By Kim Tae-jong
Lawmakers enter a large hall inside the National Assembly in Yoido, central Seoul, but they aren't gathering to open a regular session for the legislation of a bill. Instead, they are going to watch movie.
Many films have been shown recently in preview screenings for the National Assembly. Among them were the upcoming horror movie "Godsend", a story about a couple who agree to have their deceased son cloned on Aug. 5, and local movie "R-Point
", which revolves around a South Korean squadron in the Vietnam War on Aug. 13 at the Members' Office Building.
Special preview screenings have been commonly used as a promotional strategy for upcoming movies. Churches have screened movies related to the lives of Christ or priests such as Mel Gibson's controversial crucifixion film "The Passion of the Christ" and the local romantic comedy "Sinbu Suop (Love, So Divine)", a story about a student of the priesthood and a young woman. Films based on true stories such as "Silmido
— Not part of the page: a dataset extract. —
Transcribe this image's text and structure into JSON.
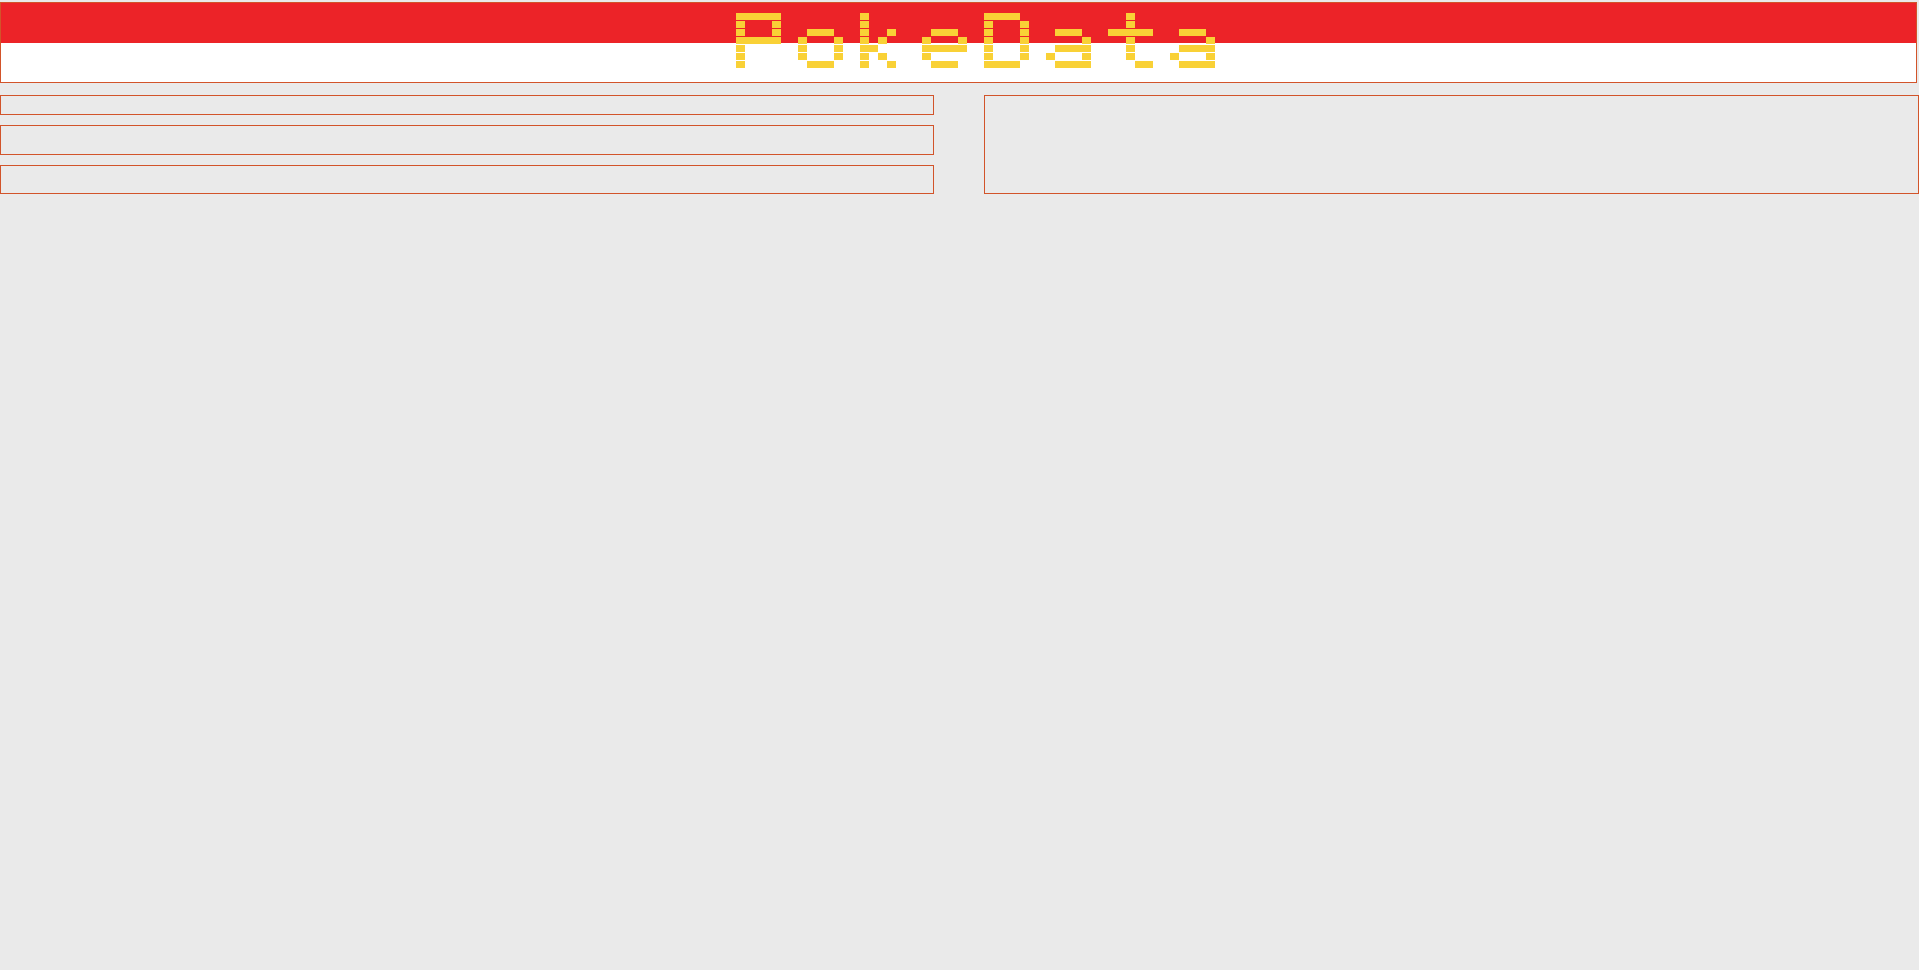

", which is about a group of suicide commandos in the early 1970s, have also had special screening events for those who were actually involved in the situation that the movie depicts.
Preview screenings at the National Assembly, however, don't seem to be held merely for promotional purposes by movie companies but also for politicians who want to express their political views on certain issues.
Politicians are able to support their political ideas by watching movies dealing with controversial issues such as the documentary film " Fahrenheit 9/11", which conveys a critical look at the U.S. invasion of Iraq. Since the media covers these types of events, politicians' participation can stir up and influence public opinion. Without saying anything negative about President Bush, they can still oppose the dispatch of South Korean troops in Iraq, and while lawmakers watch a movie like "Godsend", they can indirectly express their objections to human cloning.
Some politicians who are interested in general cultural trends also saw movies that don't carry any political messages such as the romance "Ino Kongju (My Mother the Mermaid)".
Therefore, lawmakers can take advantage of preview screenings at the National Assembly to bring controversial issues to the center of the public's attention in cooperation with companies that want to promote their upcoming movies.
"Politicians who are interested in upcoming movies usually contact us and suggest to hold a preview screening event at the National Assembly", said Kim Sun-hee, staff from Laughing Boa
, the promotion company of "R-Point
". "Since we think that it is a good opportunity to promote our movie, we usually accept it".
Even though the National Assembly is not properly equipped to screen movies to a large audience and the sound and picture quality is not as good as a regular theater, many politicians seem to enjoy coming to see movies there, added Kim.